Alcohol DUIs and Marijuana DUIs: What is the Difference?
It is common knowledge that driving under the influence of alcohol is illegal and can lead to severe consequences. However, with the growing trend of legalizing recreational use of marijuana and with additional states allowing medicinal use of marijuana, more people are finding themselves facing charges for driving under the influence of marijuana. While both charges are similar, there are also some distinct differences between them that individuals and attorneys need to be aware of.
Both driving under the influence of alcohol (“DUI”) and driving under the influence of drugs (“DUID”) are similar charges in Colorado, as well as in most other jurisdictions across the country. Both of them allege that a driver has been operating a vehicle while under the influence of a substance that impairs the individual’s ability to operate that vehicle. Regardless of the substance, be it alcohol or marijuana, even a small amount can put a person over the limit to safely operate a vehicle. It does not matter whether or not a substance was obtained legally, either. Operating a vehicle under the influence can affect everyone, and consequences can be severe. Consequences for conviction on either charge can include suspension of driving privileges, incarceration, community service, mandatory substance abuse classes, monetary fines, ignition interlock devices, and other penalties depending on the circumstances of the conviction.
Two Distinct Differences
The most notable difference between a DUI and a DUID is in the level of a substance in an individual driver’s blood necessary to demonstrate that a person has been operating a vehicle while impaired by that substance. In Colorado, like most other states, the blood alcohol concentration threshold is 0.08% for DUI and 0.05% for DWAI. When a person’s blood alcohol concentration is at or beyond 0.08%, they are considered to be driving under the influence of alcohol. When a person’s blood alcohol concentration is beyond 0.05% but less than 0.08% it is presumed that the driver is impaired to the slightest degree. Marijuana influence is determined by the presence of tetrahydrocannabinol (“THC”) in an individual’s whole blood. THC is the active ingredient in marijuana that is largely responsible for the “high” individuals feel when using marijuana or marijuana products, and Colorado has capped the THC limit in an individual’s whole blood at 5 nanograms. There is an inference that a driver with 5 or more nanograms of THC in their system is under the influence and cannot safely operate a motor vehicle.
The other distinct difference is in how proof is collected for each particular case. In both cases, Colorado law requires individuals to submit to chemical testing when law enforcement officials have reasonable belief that a person has been operating a vehicle under the influence or while impaired.

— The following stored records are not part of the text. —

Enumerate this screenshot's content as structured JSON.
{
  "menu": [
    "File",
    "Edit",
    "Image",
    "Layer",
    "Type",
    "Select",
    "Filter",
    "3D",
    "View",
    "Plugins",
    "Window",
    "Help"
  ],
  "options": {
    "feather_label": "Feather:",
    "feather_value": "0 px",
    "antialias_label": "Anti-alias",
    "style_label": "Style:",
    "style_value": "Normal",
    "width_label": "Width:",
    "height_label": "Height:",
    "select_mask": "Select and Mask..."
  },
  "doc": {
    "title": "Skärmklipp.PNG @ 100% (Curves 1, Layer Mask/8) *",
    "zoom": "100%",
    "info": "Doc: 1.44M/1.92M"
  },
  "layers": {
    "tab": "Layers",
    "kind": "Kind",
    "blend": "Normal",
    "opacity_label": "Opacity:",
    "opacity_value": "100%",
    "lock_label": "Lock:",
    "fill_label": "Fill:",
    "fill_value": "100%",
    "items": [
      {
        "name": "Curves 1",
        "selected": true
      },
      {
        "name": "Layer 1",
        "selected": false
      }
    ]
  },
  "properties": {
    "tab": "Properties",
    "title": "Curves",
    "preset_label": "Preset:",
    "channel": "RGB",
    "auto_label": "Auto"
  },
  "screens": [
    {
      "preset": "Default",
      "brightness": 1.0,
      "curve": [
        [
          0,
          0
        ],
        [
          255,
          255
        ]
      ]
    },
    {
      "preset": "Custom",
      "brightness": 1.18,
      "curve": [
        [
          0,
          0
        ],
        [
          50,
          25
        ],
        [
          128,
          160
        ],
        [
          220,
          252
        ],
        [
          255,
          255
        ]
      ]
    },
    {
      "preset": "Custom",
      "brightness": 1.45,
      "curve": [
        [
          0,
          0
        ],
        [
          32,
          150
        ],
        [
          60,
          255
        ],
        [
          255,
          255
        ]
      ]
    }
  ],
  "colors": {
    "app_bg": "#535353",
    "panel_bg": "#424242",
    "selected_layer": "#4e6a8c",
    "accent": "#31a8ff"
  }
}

Refusing to submit to such testing generally results in an automatic suspension of driving privileges along with other consequences regardless of the circumstances. For cases in which driving under the influence of alcohol is alleged, law enforcement officers are required to give the driver a choice of a breath or blood test except in extraordinary circumstances. These officers are also trained and equipped to conduct roadside sobriety tests and preliminary roadside breath tests that can determine whether or not a person is under the influence of alcohol.
For cases involving marijuana, the process is a bit different. In Colorado, law enforcement departments across the state have trained drug recognition experts that are able to assess whether or not an individual is under the influence of a variety of substances including marijuana. If an officer making a traffic stop believes an individual has been operating a vehicle under the influence of marijuana or other drugs and is not a trained drug recognition expert, he or she will usually request one to perform an assessment at the police station. Police will also require the driver submit to a blood test to determine whether or not there is a high enough concentration of THC or other drugs in a person’s blood to put him or her over the limit at which it is safe to operate a vehicle.
There is some controversy as to whether or not current testing methods can adequately identify impairment as it relates to marijuana. There are also many nuances in the law regarding charges and related testing for both alcohol and drugs when operating a vehicle that attorneys and individuals must be aware of. It is important to consult with a criminal defense attorney that has experience handling charges for driving under the influence of alcohol and/or driving under the influence of drugs. If you are facing such charges or have questions about what options might be available in defending against them, contact the experienced criminal defense team at Tiftickjian Law Firm to schedule a consultation where you will be able to find out more about your charges and what you might be able to do about them.
Written by Denver DUI Attorney Jay Tiftickjian. Jay Tiftickjian is a trial lawyer, author, and legal analyst. https://www.criminallawdenver.com/